Click here to see the complete report.

Crowd sourcing Psycho using Twitter

[View the story “Crowd sourcing Psycho using #maODSS” on Storify]

Trying to teach about Hitchcock’s Psycho, how Twitter can be used for learning and improving the self-directedness of learning all at once in media arts using the Twitter hashtag #maODSS

Storified by Alanna King· Wed, Mar 06 2013 17:22:17

Parameters for success in inquiry

I just finished attending the Edugains Literacy Camp this week.  The focus of this week is developing discourse and curiosity in the classroom….read between the lines: we’re talking about inquiry!

We tried this new discussion strategy tonight called World Cafe, that lead to some very interesting tangential diversions about implementing inquiry-based learning. We had some stimulating discussions following videos featuring Lucy West, where we defined accountable talk, and were encouraged to develop strategies that would have  teachers modelling the ideal conditions of inquiry.  Of course, the highlight was a live video conference with Alec Couros.  Dr. Couros challenged us with two questions:

  1. How can teachers use the power of personalisation to inform how we use inquiry-based learning?
  2. How can teachers help students to develop authentic networks to support their learning?

Alec posted all of his thought-provoking links in a Google doc for us if you want to dig deeper.

After rotating groups 4 times, I hosted a lovely group of lead teachers and a principal.  Sometimes you just meet people that you could spend the rest of your career working with, you know? We quickly leaped to identifying the ideal conditions for inquiry and how to support them in our schools.  To summarize, here is a quick overview of our work today.

Choice

Choice of role, audience, format and topic (RAFT) in any combination is empowering to students and immediately amps up the chance that this school work will be meaningful.  Giving students the knowledge and choice of individualizing privacy settings of their online work is a power that must be experienced to be understood.  With any amount of choice, we agreed that starting with small amounts and gradually releasing the students to greater independence was an essential method to encouraging independence.  Metacognition, reflection and self-regulation were all skills that we saw directly benefiting from giving students more choice in inquiry.

Autonomy

In order for students to take responsibility for their own learning, they need to be given the autonomy to make choices about what they will work on, and how they will work on it.

Access

Access to learning opportunities needs to happen 24/7…this doesn’t mean that teachers need to be available all day every day, but their content should be online, and office hours outside of class time are minimal expectations.

Time

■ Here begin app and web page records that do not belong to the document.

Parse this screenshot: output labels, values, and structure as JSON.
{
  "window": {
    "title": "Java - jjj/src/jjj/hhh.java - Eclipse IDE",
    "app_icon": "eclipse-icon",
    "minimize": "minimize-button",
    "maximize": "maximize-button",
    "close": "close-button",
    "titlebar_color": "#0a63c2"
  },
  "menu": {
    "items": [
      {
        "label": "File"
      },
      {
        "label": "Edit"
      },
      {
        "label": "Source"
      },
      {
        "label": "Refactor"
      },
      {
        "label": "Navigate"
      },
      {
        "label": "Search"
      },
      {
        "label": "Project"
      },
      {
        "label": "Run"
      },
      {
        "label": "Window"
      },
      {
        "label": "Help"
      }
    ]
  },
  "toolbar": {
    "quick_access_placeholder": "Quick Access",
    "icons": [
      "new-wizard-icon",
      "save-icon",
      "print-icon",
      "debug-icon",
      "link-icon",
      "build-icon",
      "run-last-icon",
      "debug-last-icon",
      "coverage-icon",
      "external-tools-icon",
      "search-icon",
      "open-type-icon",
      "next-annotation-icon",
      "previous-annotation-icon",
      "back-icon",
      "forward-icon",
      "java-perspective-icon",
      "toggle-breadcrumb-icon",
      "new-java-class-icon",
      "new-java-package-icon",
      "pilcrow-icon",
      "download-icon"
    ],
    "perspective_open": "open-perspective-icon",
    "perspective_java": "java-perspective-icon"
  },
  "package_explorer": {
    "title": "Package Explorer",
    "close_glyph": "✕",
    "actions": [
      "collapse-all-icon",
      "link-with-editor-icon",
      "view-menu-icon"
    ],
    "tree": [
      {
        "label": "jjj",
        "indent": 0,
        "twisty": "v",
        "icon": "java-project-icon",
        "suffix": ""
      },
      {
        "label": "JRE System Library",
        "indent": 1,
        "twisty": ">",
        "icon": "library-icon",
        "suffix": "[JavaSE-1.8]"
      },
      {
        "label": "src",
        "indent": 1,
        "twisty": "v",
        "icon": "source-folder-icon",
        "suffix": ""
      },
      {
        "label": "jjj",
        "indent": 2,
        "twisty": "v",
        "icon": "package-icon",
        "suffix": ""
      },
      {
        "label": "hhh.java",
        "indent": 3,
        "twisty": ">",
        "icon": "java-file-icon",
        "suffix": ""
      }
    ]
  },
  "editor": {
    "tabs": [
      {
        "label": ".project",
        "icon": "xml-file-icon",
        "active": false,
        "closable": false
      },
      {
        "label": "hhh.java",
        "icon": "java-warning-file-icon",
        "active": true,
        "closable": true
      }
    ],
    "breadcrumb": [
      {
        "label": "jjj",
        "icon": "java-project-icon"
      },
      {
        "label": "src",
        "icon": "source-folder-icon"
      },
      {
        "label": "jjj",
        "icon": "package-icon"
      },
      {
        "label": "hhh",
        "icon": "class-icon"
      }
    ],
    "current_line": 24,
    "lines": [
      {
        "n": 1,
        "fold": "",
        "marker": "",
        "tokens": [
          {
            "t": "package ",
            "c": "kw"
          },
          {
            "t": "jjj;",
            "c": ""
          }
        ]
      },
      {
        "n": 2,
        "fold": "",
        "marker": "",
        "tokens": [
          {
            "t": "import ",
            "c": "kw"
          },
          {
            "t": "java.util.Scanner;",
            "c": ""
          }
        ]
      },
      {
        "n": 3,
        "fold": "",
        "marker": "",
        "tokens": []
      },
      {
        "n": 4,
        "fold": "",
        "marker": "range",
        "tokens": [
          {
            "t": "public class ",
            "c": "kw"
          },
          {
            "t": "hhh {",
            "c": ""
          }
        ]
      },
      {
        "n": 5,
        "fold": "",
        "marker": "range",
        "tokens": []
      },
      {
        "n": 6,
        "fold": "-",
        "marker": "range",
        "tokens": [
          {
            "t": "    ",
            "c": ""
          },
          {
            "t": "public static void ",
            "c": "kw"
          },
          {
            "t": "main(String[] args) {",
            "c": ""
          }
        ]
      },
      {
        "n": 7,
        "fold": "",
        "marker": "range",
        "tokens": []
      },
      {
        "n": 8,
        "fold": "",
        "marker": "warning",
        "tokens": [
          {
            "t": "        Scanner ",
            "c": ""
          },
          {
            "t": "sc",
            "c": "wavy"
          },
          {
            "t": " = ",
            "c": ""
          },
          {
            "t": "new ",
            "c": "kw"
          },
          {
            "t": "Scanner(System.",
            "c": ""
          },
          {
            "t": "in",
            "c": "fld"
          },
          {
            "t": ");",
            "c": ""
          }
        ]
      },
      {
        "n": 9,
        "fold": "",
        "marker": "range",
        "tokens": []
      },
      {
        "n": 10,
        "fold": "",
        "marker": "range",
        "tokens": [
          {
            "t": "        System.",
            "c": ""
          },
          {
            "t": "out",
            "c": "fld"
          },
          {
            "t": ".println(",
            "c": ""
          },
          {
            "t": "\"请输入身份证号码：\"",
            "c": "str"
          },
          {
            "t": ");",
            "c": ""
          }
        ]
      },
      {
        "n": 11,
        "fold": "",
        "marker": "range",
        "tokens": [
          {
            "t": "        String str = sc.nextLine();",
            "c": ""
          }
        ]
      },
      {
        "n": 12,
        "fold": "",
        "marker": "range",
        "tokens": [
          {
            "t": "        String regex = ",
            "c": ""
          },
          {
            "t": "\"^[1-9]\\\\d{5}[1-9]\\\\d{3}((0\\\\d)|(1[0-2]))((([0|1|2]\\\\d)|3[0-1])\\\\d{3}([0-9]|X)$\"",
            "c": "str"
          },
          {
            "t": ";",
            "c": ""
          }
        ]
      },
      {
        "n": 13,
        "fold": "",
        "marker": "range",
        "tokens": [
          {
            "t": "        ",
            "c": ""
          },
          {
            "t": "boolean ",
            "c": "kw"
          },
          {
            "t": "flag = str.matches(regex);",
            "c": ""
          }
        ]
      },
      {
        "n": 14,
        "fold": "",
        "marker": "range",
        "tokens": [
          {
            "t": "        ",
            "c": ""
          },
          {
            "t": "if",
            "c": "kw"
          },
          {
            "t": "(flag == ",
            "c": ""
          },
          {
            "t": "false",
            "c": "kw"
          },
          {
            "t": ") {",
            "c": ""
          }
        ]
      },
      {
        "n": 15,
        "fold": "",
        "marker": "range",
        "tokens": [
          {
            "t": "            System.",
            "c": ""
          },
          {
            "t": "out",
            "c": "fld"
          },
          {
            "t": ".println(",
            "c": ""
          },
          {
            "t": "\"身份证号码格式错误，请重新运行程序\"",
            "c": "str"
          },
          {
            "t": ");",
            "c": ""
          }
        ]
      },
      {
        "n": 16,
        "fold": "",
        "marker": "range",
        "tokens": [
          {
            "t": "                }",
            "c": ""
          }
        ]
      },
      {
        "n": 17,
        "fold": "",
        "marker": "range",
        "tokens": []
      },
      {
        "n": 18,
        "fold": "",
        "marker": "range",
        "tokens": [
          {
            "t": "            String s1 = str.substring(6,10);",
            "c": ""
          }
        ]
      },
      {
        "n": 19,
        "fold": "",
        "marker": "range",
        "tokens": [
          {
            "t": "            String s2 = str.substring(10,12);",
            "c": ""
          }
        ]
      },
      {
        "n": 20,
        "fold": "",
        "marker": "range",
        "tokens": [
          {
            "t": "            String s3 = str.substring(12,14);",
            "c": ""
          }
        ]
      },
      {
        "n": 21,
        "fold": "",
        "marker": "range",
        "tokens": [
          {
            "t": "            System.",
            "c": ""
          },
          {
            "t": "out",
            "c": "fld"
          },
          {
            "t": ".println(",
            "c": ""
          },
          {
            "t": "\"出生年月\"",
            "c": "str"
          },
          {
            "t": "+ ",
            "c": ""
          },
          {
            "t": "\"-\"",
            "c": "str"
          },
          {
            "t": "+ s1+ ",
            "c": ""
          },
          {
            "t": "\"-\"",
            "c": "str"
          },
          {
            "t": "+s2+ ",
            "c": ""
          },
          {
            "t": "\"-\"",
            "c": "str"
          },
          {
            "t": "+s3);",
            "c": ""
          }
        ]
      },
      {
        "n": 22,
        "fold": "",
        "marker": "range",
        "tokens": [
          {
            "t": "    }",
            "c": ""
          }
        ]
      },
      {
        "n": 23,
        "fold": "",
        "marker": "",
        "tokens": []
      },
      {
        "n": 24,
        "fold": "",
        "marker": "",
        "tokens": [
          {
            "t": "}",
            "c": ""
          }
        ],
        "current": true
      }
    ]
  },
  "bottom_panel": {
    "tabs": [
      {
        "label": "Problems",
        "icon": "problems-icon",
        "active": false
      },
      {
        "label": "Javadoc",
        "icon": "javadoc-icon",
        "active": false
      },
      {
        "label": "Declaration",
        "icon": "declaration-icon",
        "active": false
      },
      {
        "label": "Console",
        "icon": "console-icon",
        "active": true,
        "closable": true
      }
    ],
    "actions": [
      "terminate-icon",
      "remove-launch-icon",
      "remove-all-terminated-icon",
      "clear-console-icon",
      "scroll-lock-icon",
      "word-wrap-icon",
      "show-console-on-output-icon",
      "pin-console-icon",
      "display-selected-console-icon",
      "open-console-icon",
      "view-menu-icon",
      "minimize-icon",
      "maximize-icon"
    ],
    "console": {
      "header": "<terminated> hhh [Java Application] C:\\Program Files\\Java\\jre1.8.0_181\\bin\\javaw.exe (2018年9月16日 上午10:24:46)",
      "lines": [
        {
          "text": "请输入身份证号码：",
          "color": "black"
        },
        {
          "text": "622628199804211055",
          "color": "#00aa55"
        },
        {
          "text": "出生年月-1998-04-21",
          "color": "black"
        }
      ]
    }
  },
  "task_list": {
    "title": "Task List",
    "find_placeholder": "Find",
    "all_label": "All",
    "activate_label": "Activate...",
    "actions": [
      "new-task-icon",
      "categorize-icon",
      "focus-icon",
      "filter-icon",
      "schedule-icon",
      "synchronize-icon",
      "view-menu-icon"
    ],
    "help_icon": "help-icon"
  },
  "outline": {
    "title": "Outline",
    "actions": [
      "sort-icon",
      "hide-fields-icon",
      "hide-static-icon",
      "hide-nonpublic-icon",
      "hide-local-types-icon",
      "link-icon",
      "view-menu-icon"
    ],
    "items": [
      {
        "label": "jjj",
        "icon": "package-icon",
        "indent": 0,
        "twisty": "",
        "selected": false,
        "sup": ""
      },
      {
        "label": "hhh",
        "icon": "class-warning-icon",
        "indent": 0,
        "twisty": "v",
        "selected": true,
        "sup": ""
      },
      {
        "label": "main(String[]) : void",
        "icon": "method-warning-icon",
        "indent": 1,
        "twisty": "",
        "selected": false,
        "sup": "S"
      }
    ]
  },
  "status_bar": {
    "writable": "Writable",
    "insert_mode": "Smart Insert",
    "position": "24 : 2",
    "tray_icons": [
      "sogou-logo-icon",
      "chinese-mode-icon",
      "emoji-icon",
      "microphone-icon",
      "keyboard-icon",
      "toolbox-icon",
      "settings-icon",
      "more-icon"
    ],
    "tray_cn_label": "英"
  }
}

This is the most challenging aspect of implementing inquiry-based learning.  In theory, inquiry will naturally occur through phases depending on student readiness.  In reality (in Ontario) they attend class 76 minutes for 89 days of a semester.  Can we accommodate students beyond the current system of time?  If so, how do we manage reporting?  I would like to build some more flexibility of time into our current day.  Here’s an idea: an inquiry pass….students can legitimately skip class in order to be productive in the library.

What do you think?  Are there things you would add or adjust?

Engaging your digital identity

I can’t help it….it’s not even the end of July and I’m thinking about teaching again! Next year I get a media arts class to experiment with and we are going to explore the ideas of identity and anonymity through a reflective blog all semester long. I firmly believe that people have an digital identity whether they like it or not, so why not harness the power of the internet and make your identity what you want it to be.  Here’s an infographic I made on visual.ly using my Facebook account.  I think the secondary students I work with are going to love this!


create infographics with visual.ly